▸ Description of the task
Where does the word "Debug" occur in the material? Copy each line that has it.

▸ Information given
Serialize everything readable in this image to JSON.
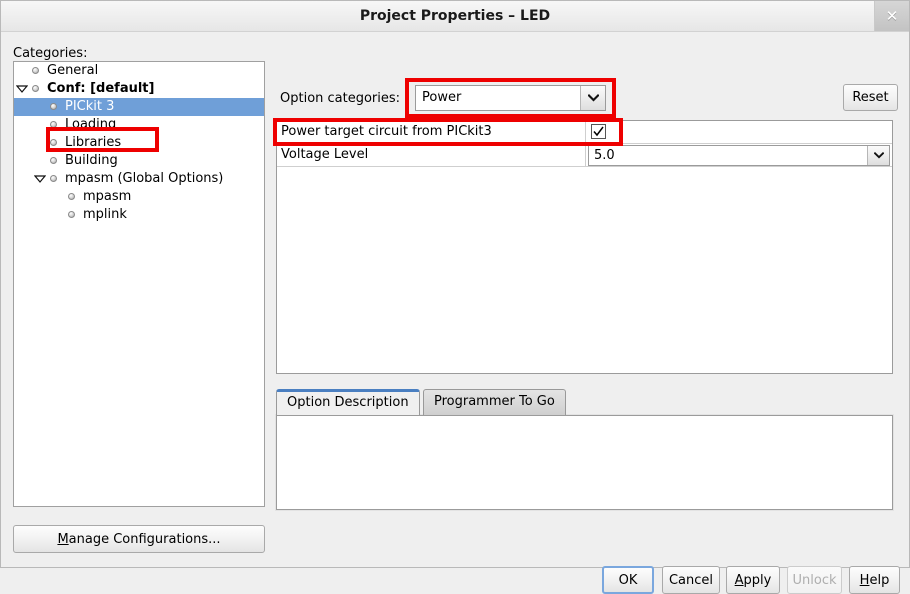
{
  "window": {
    "title": "Project Properties – LED",
    "close_label": "✕"
  },
  "sidebar": {
    "label": "Categories:",
    "items": [
      {
        "label": "General",
        "indent": 1,
        "twisty": "none",
        "bullet": true,
        "bold": false,
        "selected": false
      },
      {
        "label": "Conf: [default]",
        "indent": 1,
        "twisty": "expanded",
        "bullet": true,
        "bold": true,
        "selected": false
      },
      {
        "label": "PICkit 3",
        "indent": 2,
        "twisty": "none",
        "bullet": true,
        "bold": false,
        "selected": true
      },
      {
        "label": "Loading",
        "indent": 2,
        "twisty": "none",
        "bullet": true,
        "bold": false,
        "selected": false
      },
      {
        "label": "Libraries",
        "indent": 2,
        "twisty": "none",
        "bullet": true,
        "bold": false,
        "selected": false
      },
      {
        "label": "Building",
        "indent": 2,
        "twisty": "none",
        "bullet": true,
        "bold": false,
        "selected": false
      },
      {
        "label": "mpasm (Global Options)",
        "indent": 2,
        "twisty": "expanded",
        "bullet": true,
        "bold": false,
        "selected": false
      },
      {
        "label": "mpasm",
        "indent": 3,
        "twisty": "none",
        "bullet": true,
        "bold": false,
        "selected": false
      },
      {
        "label": "mplink",
        "indent": 3,
        "twisty": "none",
        "bullet": true,
        "bold": false,
        "selected": false
      }
    ],
    "manage_configurations_button": {
      "mnemonic": "M",
      "rest": "anage Configurations..."
    }
  },
  "main": {
    "option_categories_label": "Option categories:",
    "option_categories_value": "Power",
    "reset_button": "Reset",
    "options": [
      {
        "name": "Power target circuit from PICkit3",
        "type": "checkbox",
        "checked": true
      },
      {
        "name": "Voltage Level",
        "type": "combo",
        "value": "5.0"
      }
    ],
    "tabs": [
      {
        "label": "Option Description",
        "active": true
      },
      {
        "label": "Programmer To Go",
        "active": false
      }
    ],
    "description_text": ""
  },
  "footer": {
    "ok": {
      "label": "OK",
      "mnemonic": "",
      "rest": "OK",
      "disabled": false,
      "focused": true
    },
    "cancel": {
      "label": "Cancel",
      "mnemonic": "",
      "rest": "Cancel",
      "disabled": false,
      "focused": false
    },
    "apply": {
      "label": "Apply",
      "mnemonic": "A",
      "rest": "pply",
      "disabled": false,
      "focused": false
    },
    "unlock": {
      "label": "Unlock",
      "mnemonic": "",
      "rest": "Unlock",
      "disabled": true,
      "focused": false
    },
    "help": {
      "label": "Help",
      "mnemonic": "H",
      "rest": "elp",
      "disabled": false,
      "focused": false
    }
  },
  "annotations": {
    "highlight_color": "#ee0000",
    "boxes": [
      {
        "target": "option-categories-combo"
      },
      {
        "target": "sidebar-item-pickit-3"
      },
      {
        "target": "option-row-power-target"
      }
    ]
  }
}
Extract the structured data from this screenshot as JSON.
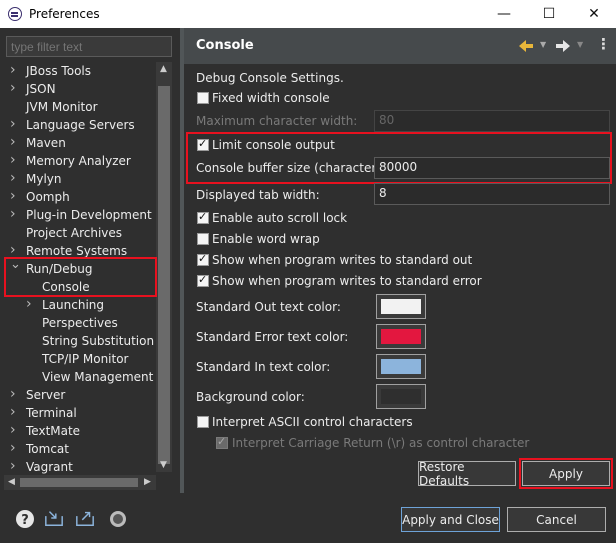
{
  "window": {
    "title": "Preferences"
  },
  "filter": {
    "placeholder": "type filter text"
  },
  "tree": {
    "items": [
      {
        "label": "JBoss Tools",
        "chevron": "right"
      },
      {
        "label": "JSON",
        "chevron": "right"
      },
      {
        "label": "JVM Monitor",
        "chevron": ""
      },
      {
        "label": "Language Servers",
        "chevron": "right"
      },
      {
        "label": "Maven",
        "chevron": "right"
      },
      {
        "label": "Memory Analyzer",
        "chevron": "right"
      },
      {
        "label": "Mylyn",
        "chevron": "right"
      },
      {
        "label": "Oomph",
        "chevron": "right"
      },
      {
        "label": "Plug-in Development",
        "chevron": "right"
      },
      {
        "label": "Project Archives",
        "chevron": ""
      },
      {
        "label": "Remote Systems",
        "chevron": "right"
      },
      {
        "label": "Run/Debug",
        "chevron": "down"
      },
      {
        "label": "Console",
        "chevron": "",
        "selected": true
      },
      {
        "label": "Launching",
        "chevron": "right"
      },
      {
        "label": "Perspectives",
        "chevron": ""
      },
      {
        "label": "String Substitution",
        "chevron": ""
      },
      {
        "label": "TCP/IP Monitor",
        "chevron": ""
      },
      {
        "label": "View Management",
        "chevron": ""
      },
      {
        "label": "Server",
        "chevron": "right"
      },
      {
        "label": "Terminal",
        "chevron": "right"
      },
      {
        "label": "TextMate",
        "chevron": "right"
      },
      {
        "label": "Tomcat",
        "chevron": "right"
      },
      {
        "label": "Vagrant",
        "chevron": "right"
      }
    ]
  },
  "page": {
    "title": "Console",
    "description": "Debug Console Settings.",
    "fixed_width": {
      "label": "Fixed width console",
      "checked": false
    },
    "max_width": {
      "label": "Maximum character width:",
      "value": "80"
    },
    "limit_output": {
      "label": "Limit console output",
      "checked": true
    },
    "buffer_size": {
      "label": "Console buffer size (characters):",
      "value": "80000"
    },
    "tab_width": {
      "label": "Displayed tab width:",
      "value": "8"
    },
    "auto_scroll": {
      "label": "Enable auto scroll lock",
      "checked": true
    },
    "word_wrap": {
      "label": "Enable word wrap",
      "checked": false
    },
    "show_out": {
      "label": "Show when program writes to standard out",
      "checked": true
    },
    "show_err": {
      "label": "Show when program writes to standard error",
      "checked": true
    },
    "out_color": {
      "label": "Standard Out text color:",
      "color": "#f2f2f2"
    },
    "err_color": {
      "label": "Standard Error text color:",
      "color": "#e3173f"
    },
    "in_color": {
      "label": "Standard In text color:",
      "color": "#8cb4dc"
    },
    "bg_color": {
      "label": "Background color:",
      "color": "#2f2f2f"
    },
    "ascii": {
      "label": "Interpret ASCII control characters",
      "checked": false
    },
    "carriage": {
      "label": "Interpret Carriage Return (\\r) as control character",
      "checked": true
    }
  },
  "buttons": {
    "restore": "Restore Defaults",
    "apply": "Apply",
    "apply_close": "Apply and Close",
    "cancel": "Cancel"
  },
  "icons": {
    "help": "help-icon",
    "import": "import-icon",
    "export": "export-icon",
    "oomph": "record-icon",
    "back": "back-arrow-icon",
    "forward": "forward-arrow-icon",
    "menu": "view-menu-icon"
  },
  "colors": {
    "highlight": "#e8111f",
    "back_arrow": "#e8b63a"
  }
}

▸ Task result
        "label": "Run/Debug",
    "description": "Debug Console Settings.",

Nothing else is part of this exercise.